Don’t look for indictments in Andrew Cuomo’s case against the accounting firm. That could kill the business, and no one wants that.
If you’re going to screw up, make sure you’re working at a company that regulators aren’t going to allow to fail. That’s the lesson not only for big financial companies, but for the Final Four big national accounting firms as well.
Take Ernst & Young, which is a target of New York attorney general Andrew Cuomo for its alleged role in helping Lehman Brothers produce misleading financial statements before it collapsed two years ago.
People are baying for criminal indictments of big names for their roles — make that alleged roles — in the financial meltdown and ensuing horrible recession. But unless Cuomo or his successor as AG, Eric Schneiderman, have totally lost their senses, they’re not going to indict E&Y, the nation’s second-largest accounting firm.
They’ll try to get it to agree to fines and penalties, as well they should. But it’s hard to imagine them indicting the firm.
Why do I say that? Because in the accounting world, being indicted puts you out of business as customers and partners flee, and you lose some of your licenses that allow you to do business.

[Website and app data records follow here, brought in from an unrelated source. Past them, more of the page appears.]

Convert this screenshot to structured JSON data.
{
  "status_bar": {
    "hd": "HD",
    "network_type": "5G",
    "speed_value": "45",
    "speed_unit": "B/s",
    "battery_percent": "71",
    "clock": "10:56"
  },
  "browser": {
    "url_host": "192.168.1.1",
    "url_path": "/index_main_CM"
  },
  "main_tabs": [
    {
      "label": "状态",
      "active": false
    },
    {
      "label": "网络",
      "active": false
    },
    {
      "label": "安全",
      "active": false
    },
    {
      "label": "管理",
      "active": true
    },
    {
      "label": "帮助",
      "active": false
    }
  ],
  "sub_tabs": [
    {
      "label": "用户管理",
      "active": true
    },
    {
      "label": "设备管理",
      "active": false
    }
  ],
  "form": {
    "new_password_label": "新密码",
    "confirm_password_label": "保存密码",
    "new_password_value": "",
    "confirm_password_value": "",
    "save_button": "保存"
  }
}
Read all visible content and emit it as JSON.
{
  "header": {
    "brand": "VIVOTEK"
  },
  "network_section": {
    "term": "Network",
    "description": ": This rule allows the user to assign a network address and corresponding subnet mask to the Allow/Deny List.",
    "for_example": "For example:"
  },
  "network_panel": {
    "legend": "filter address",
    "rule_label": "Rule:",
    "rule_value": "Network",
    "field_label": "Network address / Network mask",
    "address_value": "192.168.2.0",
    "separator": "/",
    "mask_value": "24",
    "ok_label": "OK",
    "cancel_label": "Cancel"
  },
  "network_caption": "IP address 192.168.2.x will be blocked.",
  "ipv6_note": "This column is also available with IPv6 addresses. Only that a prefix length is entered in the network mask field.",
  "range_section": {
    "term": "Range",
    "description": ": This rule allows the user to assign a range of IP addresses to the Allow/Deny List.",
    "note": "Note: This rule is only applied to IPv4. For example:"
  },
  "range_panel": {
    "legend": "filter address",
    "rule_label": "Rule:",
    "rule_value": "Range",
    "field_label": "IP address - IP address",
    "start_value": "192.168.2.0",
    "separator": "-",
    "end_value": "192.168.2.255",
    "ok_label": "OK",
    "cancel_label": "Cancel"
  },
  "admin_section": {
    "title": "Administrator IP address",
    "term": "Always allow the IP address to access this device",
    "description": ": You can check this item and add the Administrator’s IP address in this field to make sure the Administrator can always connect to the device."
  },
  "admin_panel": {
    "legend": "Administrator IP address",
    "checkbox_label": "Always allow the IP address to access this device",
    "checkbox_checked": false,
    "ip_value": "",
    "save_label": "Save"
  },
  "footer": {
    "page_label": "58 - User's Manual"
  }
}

And I don’t think any sentient regulator wants to run the risk of E&Y going out of business.
Call it the Arthur Andersen effect. Andersen, you may recall, was indicted and convicted in 2002 for its role in the collapse of Enron. Just being indicted destroyed the firm, because partners and clients fled. By the time Andersen won on appeal, it was a husk of its former self, and what had been the Big Five accounting firms had become the Final Four.
Having the Final Four dwindle to the Terminal Three would increase an already unhealthy concentration among the nation’s accounting firms, according to Emilie Feldman, an assistant professor at the University of Pennsylvania’s Wharton School.
Five years ago, I wrote a column based on her then-unpublished paper that said that having the Final Four absorb Andersen’s business would have violated anti-trust guidelines had it involved a sale rather than a collapse.
So I asked Feldman — disclosure: her family and mine are close friends — to calculate the effect of the demise of E&Y. The answer: It would be even worse than the collapse of Andersen. “The increased concentration would clearly violate the guidelines,” she told me.
By Feldman’s math, a collapse of E&Y and assumption of its business by the Terminal Three would add 733 points to the Herfindahl-Hirschmann Index, which antitrust experts use to measure business concentration. The industry is already so concentrated that any increase of more than 50 points would violate guidelines and bring on an investigation.
Andersen’s collapse, she said, increased the index by 455 points. Her paper, “A Basic Quantification of the Competitive Implications of the Demise of Arthur Andersen,” was published in 2006 in the Review of Industrial Organization.
I’m not saying that E&Y doesn’t deserve to fail, or that its partners shouldn’t be punished severely. What I am saying is that we need to handle E&Y much more intelligently than we handled Andersen.
The logical way to deal with Andersen’s Enron role was to split the firm into a good firm with an accounting business that could be recapitalized with new money; and a bad firm that would have been allowed to fail and take the partners’ money down with it. That would have produced serious consequences to Andersen and its partners, but we’d still have five big national accounting firms rather than four.
We sure don’t want to go down to three. You can bet that the SEC and the publicly traded firms that hire big nationally recognized accountants don’t want to lose E&Y, either.
So my bet is that E&Y gets whacked, fined, and punished — but is allowed to stay in business. You don’t have to be Citi
or Bank of America
to be too big to be allowed to fail.